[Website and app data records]

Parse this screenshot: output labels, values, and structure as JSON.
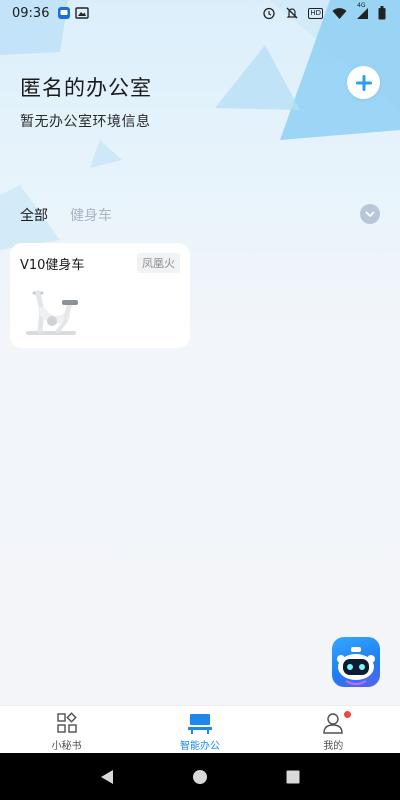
{
  "status_bar": {
    "time": "09:36",
    "network_label": "4G",
    "hd_label": "HD"
  },
  "header": {
    "title": "匿名的办公室",
    "subtitle": "暂无办公室环境信息",
    "add_icon": "plus-icon"
  },
  "filters": {
    "tabs": [
      {
        "label": "全部",
        "active": true
      },
      {
        "label": "健身车",
        "active": false
      }
    ],
    "expand_icon": "chevron-down-icon"
  },
  "devices": [
    {
      "name": "V10健身车",
      "brand": "凤凰火",
      "image": "exercise-bike-image"
    }
  ],
  "assistant": {
    "icon": "robot-assistant-icon"
  },
  "bottom_nav": {
    "items": [
      {
        "label": "小秘书",
        "icon": "grid-icon",
        "active": false
      },
      {
        "label": "智能办公",
        "icon": "desk-icon",
        "active": true
      },
      {
        "label": "我的",
        "icon": "user-icon",
        "active": false,
        "badge": true
      }
    ]
  },
  "colors": {
    "accent": "#1d87ee",
    "badge": "#f2453d",
    "background": "#f3f5f9"
  }
}
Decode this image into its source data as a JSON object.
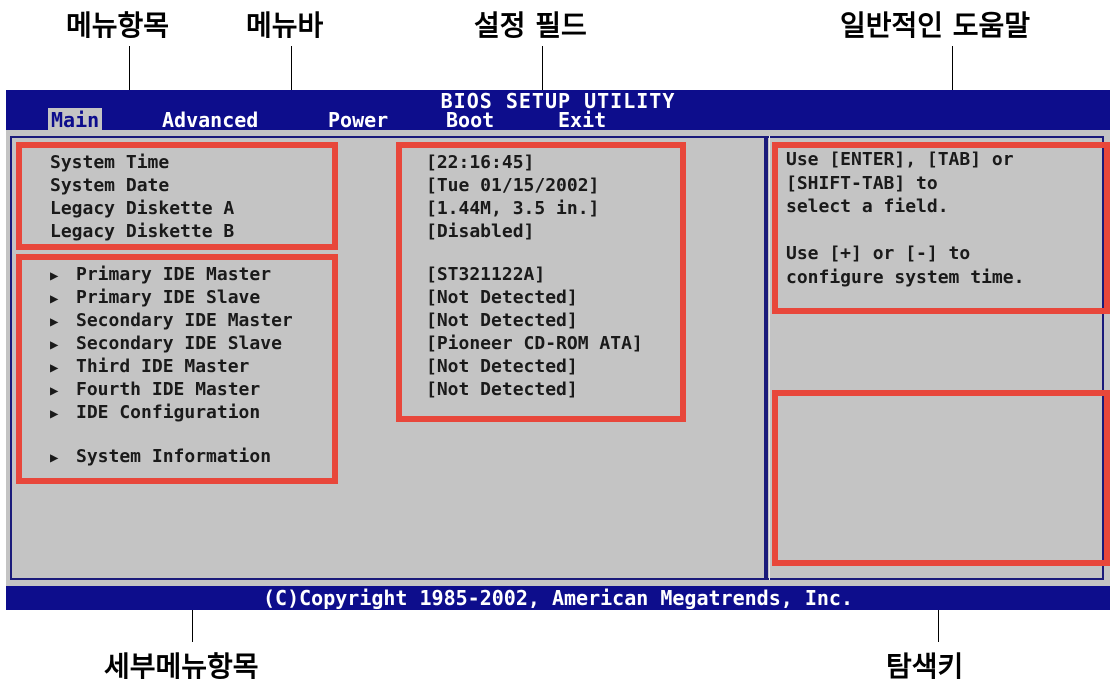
{
  "callouts": {
    "menu_item": "메뉴항목",
    "menu_bar": "메뉴바",
    "config_fields": "설정 필드",
    "general_help": "일반적인 도움말",
    "submenu_item": "세부메뉴항목",
    "navigation_keys": "탐색키"
  },
  "bios": {
    "title": "BIOS SETUP UTILITY",
    "menu": [
      "Main",
      "Advanced",
      "Power",
      "Boot",
      "Exit"
    ],
    "active_menu": "Main",
    "items": [
      {
        "label": "System Time",
        "value": "[22:16:45]"
      },
      {
        "label": "System Date",
        "value": "[Tue 01/15/2002]"
      },
      {
        "label": "Legacy Diskette A",
        "value": "[1.44M, 3.5 in.]"
      },
      {
        "label": "Legacy Diskette B",
        "value": "[Disabled]"
      }
    ],
    "submenus": [
      {
        "label": "Primary IDE Master",
        "value": "[ST321122A]"
      },
      {
        "label": "Primary IDE Slave",
        "value": "[Not Detected]"
      },
      {
        "label": "Secondary IDE Master",
        "value": "[Not Detected]"
      },
      {
        "label": "Secondary IDE Slave",
        "value": "[Pioneer CD-ROM ATA]"
      },
      {
        "label": "Third IDE Master",
        "value": "[Not Detected]"
      },
      {
        "label": "Fourth IDE Master",
        "value": "[Not Detected]"
      },
      {
        "label": "IDE Configuration",
        "value": ""
      },
      {
        "label": "System Information",
        "value": ""
      }
    ],
    "help_lines": [
      "Use [ENTER], [TAB] or",
      "[SHIFT-TAB] to",
      "select a field.",
      "",
      "Use [+] or [-] to",
      "configure system time."
    ],
    "footer": "(C)Copyright 1985-2002, American Megatrends, Inc.",
    "submenu_icon": "right-triangle-icon",
    "colors": {
      "bar": "#0d0d8c",
      "panel": "#c4c4c4",
      "highlight": "#e8473b"
    }
  }
}
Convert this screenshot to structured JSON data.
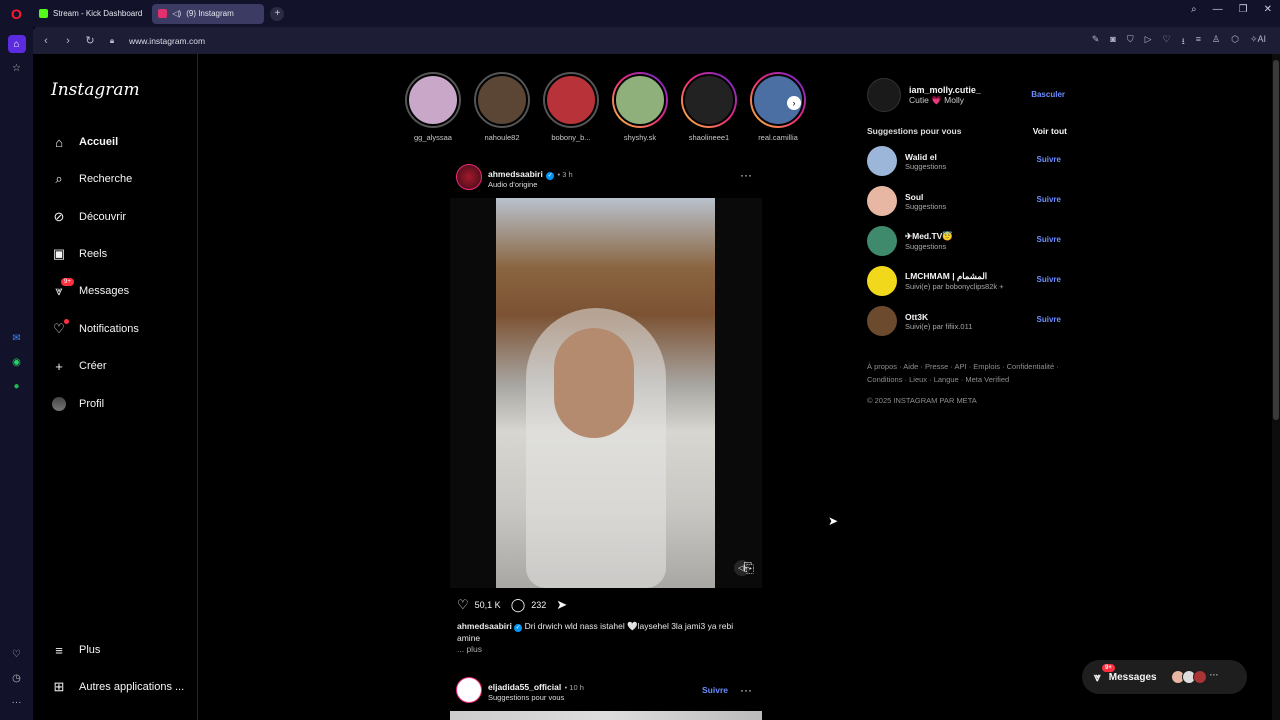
{
  "browser": {
    "tabs": [
      {
        "label": "Stream - Kick Dashboard",
        "color": "#53fc18"
      },
      {
        "label": "(9) Instagram",
        "color": "#e1306c"
      }
    ],
    "url": "www.instagram.com"
  },
  "instagram": {
    "logo": "Instagram",
    "nav": [
      {
        "label": "Accueil",
        "icon": "home-icon"
      },
      {
        "label": "Recherche",
        "icon": "search-icon"
      },
      {
        "label": "Découvrir",
        "icon": "compass-icon"
      },
      {
        "label": "Reels",
        "icon": "reels-icon"
      },
      {
        "label": "Messages",
        "icon": "messenger-icon",
        "badge": "9+"
      },
      {
        "label": "Notifications",
        "icon": "heart-icon"
      },
      {
        "label": "Créer",
        "icon": "plus-icon"
      },
      {
        "label": "Profil",
        "icon": "avatar"
      }
    ],
    "nav_bottom": [
      {
        "label": "Plus",
        "icon": "menu-icon"
      },
      {
        "label": "Autres applications ...",
        "icon": "apps-icon"
      }
    ],
    "stories": [
      {
        "name": "gg_alyssaa",
        "color": "#c9a7c9",
        "live": false
      },
      {
        "name": "nahoule82",
        "color": "#5b4636",
        "live": false
      },
      {
        "name": "bobony_b...",
        "color": "#b8323a",
        "live": false
      },
      {
        "name": "shyshy.sk",
        "color": "#8fb07a",
        "live": true
      },
      {
        "name": "shaolineee1",
        "color": "#222222",
        "live": true
      },
      {
        "name": "real.camillia",
        "color": "#4b6ea3",
        "live": true
      }
    ],
    "post": {
      "username": "ahmedsaabiri",
      "time": "3 h",
      "audio": "Audio d'origine",
      "likes": "50,1 K",
      "comments": "232",
      "caption": "Dri drwich wld nass istahel 🤍laysehel 3la jami3 ya rebi amine",
      "more": "... plus"
    },
    "post2": {
      "username": "eljadida55_official",
      "time": "10 h",
      "sub": "Suggestions pour vous",
      "follow": "Suivre"
    },
    "account": {
      "username": "iam_molly.cutie_",
      "name": "Cutie 💗 Molly",
      "switch": "Basculer"
    },
    "suggestions_title": "Suggestions pour vous",
    "see_all": "Voir tout",
    "suggestions": [
      {
        "name": "Walid el",
        "sub": "Suggestions",
        "color": "#9bb6d8",
        "follow": "Suivre"
      },
      {
        "name": "Soul",
        "sub": "Suggestions",
        "color": "#e7b7a4",
        "follow": "Suivre"
      },
      {
        "name": "✈Med.TV😇",
        "sub": "Suggestions",
        "color": "#3f8a6d",
        "follow": "Suivre"
      },
      {
        "name": "LMCHMAM | المشمام",
        "sub": "Suivi(e) par bobonyclips82k +",
        "color": "#f2d81b",
        "follow": "Suivre"
      },
      {
        "name": "Ott3K",
        "sub": "Suivi(e) par fifiix.011",
        "color": "#6b4a2e",
        "follow": "Suivre"
      }
    ],
    "footer_links": "À propos · Aide · Presse · API · Emplois · Confidentialité · Conditions · Lieux · Langue · Meta Verified",
    "copyright": "© 2025 INSTAGRAM PAR META",
    "messages_bar": {
      "label": "Messages",
      "badge": "9+"
    }
  }
}
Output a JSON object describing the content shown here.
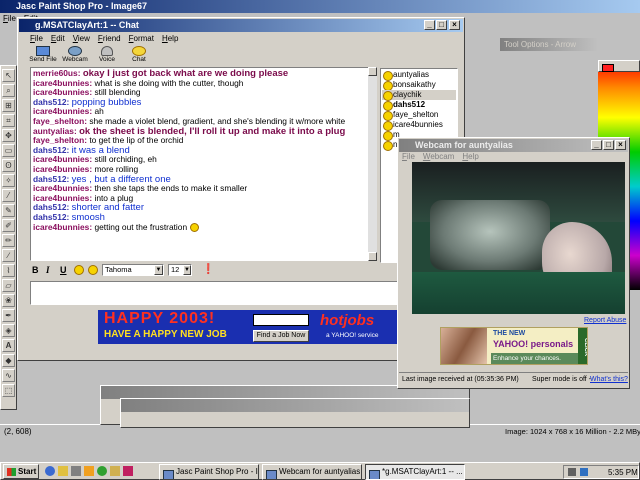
{
  "psp": {
    "title": "Jasc Paint Shop Pro - Image67",
    "menu": [
      "File",
      "Edit"
    ],
    "tool_options": "Tool Options - Arrow",
    "status_left": "(2, 608)",
    "status_right": "Image: 1024 x 768 x 16 Million - 2.2 MBytes"
  },
  "chat": {
    "title": "g.MSATClayArt:1 -- Chat",
    "menu": [
      "File",
      "Edit",
      "View",
      "Friend",
      "Format",
      "Help"
    ],
    "toolbar": [
      "Send File",
      "Webcam",
      "Voice",
      "Chat"
    ],
    "messages": [
      {
        "nick": "merrie60us:",
        "text": "okay I just got back what are we doing please",
        "style": "maroon"
      },
      {
        "nick": "icare4bunnies:",
        "text": "what is she doing with the cutter, though",
        "style": "plain"
      },
      {
        "nick": "icare4bunnies:",
        "text": "still blending",
        "style": "plain"
      },
      {
        "nick": "dahs512:",
        "text": "popping bubbles",
        "style": "blue"
      },
      {
        "nick": "icare4bunnies:",
        "text": "ah",
        "style": "plain"
      },
      {
        "nick": "faye_shelton:",
        "text": "she made a violet blend, gradient, and she's blending it w/more white",
        "style": "plain"
      },
      {
        "nick": "auntyalias:",
        "text": "ok the sheet is blended, I'll roll it up and make it into a plug",
        "style": "maroon"
      },
      {
        "nick": "faye_shelton:",
        "text": "to get the lip of the orchid",
        "style": "plain"
      },
      {
        "nick": "dahs512:",
        "text": "it was a blend",
        "style": "blue"
      },
      {
        "nick": "icare4bunnies:",
        "text": "still orchiding, eh",
        "style": "plain"
      },
      {
        "nick": "icare4bunnies:",
        "text": "more rolling",
        "style": "plain"
      },
      {
        "nick": "dahs512:",
        "text": "yes , but a different one",
        "style": "blue"
      },
      {
        "nick": "icare4bunnies:",
        "text": "then she taps the ends to make it smaller",
        "style": "plain"
      },
      {
        "nick": "icare4bunnies:",
        "text": "into a plug",
        "style": "plain"
      },
      {
        "nick": "dahs512:",
        "text": "shorter and fatter",
        "style": "blue"
      },
      {
        "nick": "dahs512:",
        "text": "smoosh",
        "style": "blue"
      },
      {
        "nick": "icare4bunnies:",
        "text": "getting out the frustration",
        "style": "plain"
      }
    ],
    "users": [
      "auntyalias",
      "bonsaikathy",
      "claychik",
      "dahs512",
      "faye_shelton",
      "icare4bunnies",
      "m",
      "n"
    ],
    "selected_user": "claychik",
    "format": {
      "bold": "B",
      "italic": "I",
      "underline": "U",
      "font": "Tahoma",
      "size": "12"
    },
    "banner": {
      "headline": "HAPPY 2003!",
      "sub": "HAVE A HAPPY NEW JOB",
      "brand": "hotjobs",
      "brand_sub": "a YAHOO! service",
      "button": "Find a Job Now"
    }
  },
  "webcam": {
    "title": "Webcam for auntyalias",
    "menu": [
      "File",
      "Webcam",
      "Help"
    ],
    "report": "Report Abuse",
    "ad": {
      "top": "THE NEW",
      "brand": "YAHOO! personals",
      "tagline": "Enhance your chances.",
      "click": "CLICK"
    },
    "status": "Last image received at (05:35:36 PM)",
    "super_mode": "Super mode is off -",
    "whats_this": "What's this?"
  },
  "taskbar": {
    "start": "Start",
    "buttons": [
      "Jasc Paint Shop Pro - Ima...",
      "Webcam for auntyalias",
      "*g.MSATClayArt:1 -- ..."
    ],
    "clock": "5:35 PM"
  },
  "colors": {
    "titlebar": "#0a246a",
    "desktop": "#808080",
    "chat_nick": "#8a0f5e",
    "chat_blue": "#1030d0"
  }
}
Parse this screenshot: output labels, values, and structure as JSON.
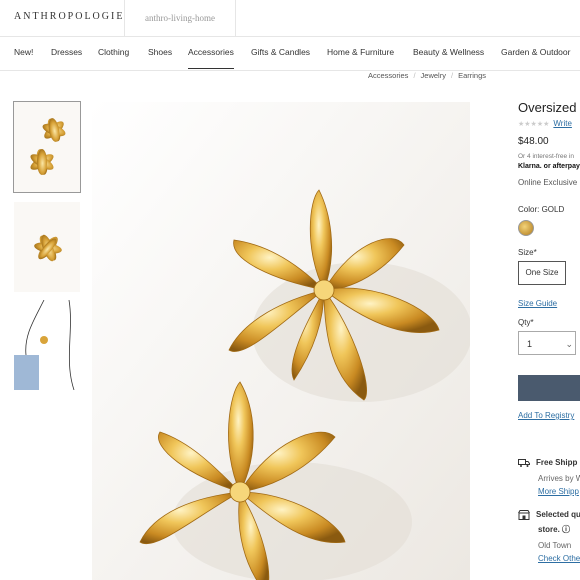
{
  "header": {
    "brand": "ANTHROPOLOGIE",
    "sub_brand": "anthro-living-home"
  },
  "nav": {
    "items": [
      "New!",
      "Dresses",
      "Clothing",
      "Shoes",
      "Accessories",
      "Gifts & Candles",
      "Home & Furniture",
      "Beauty & Wellness",
      "Garden & Outdoor"
    ],
    "active": "Accessories"
  },
  "breadcrumb": [
    "Accessories",
    "Jewelry",
    "Earrings"
  ],
  "product": {
    "title": "Oversized",
    "write_review": "Write",
    "price": "$48.00",
    "installments": "Or 4 interest-free in",
    "pay_options": "Klarna. or afterpay",
    "online_exclusive": "Online Exclusive",
    "color_label": "Color:",
    "color_value": "GOLD",
    "size_label": "Size*",
    "size_value": "One Size",
    "size_guide": "Size Guide",
    "qty_label": "Qty*",
    "qty_value": "1",
    "add_to_registry": "Add To Registry",
    "free_shipping": "Free Shipp",
    "arrives_by": "Arrives by W",
    "more_shipping": "More Shipp",
    "selected_store": "Selected qu",
    "store_suffix": "store.",
    "store_name": "Old Town",
    "check_other": "Check Othe"
  },
  "colors": {
    "accent_link": "#2d6ea3",
    "button": "#4a5a6e",
    "gold": "#d8a53a"
  }
}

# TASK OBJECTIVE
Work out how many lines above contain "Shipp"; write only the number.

# ANSWER SPACE
2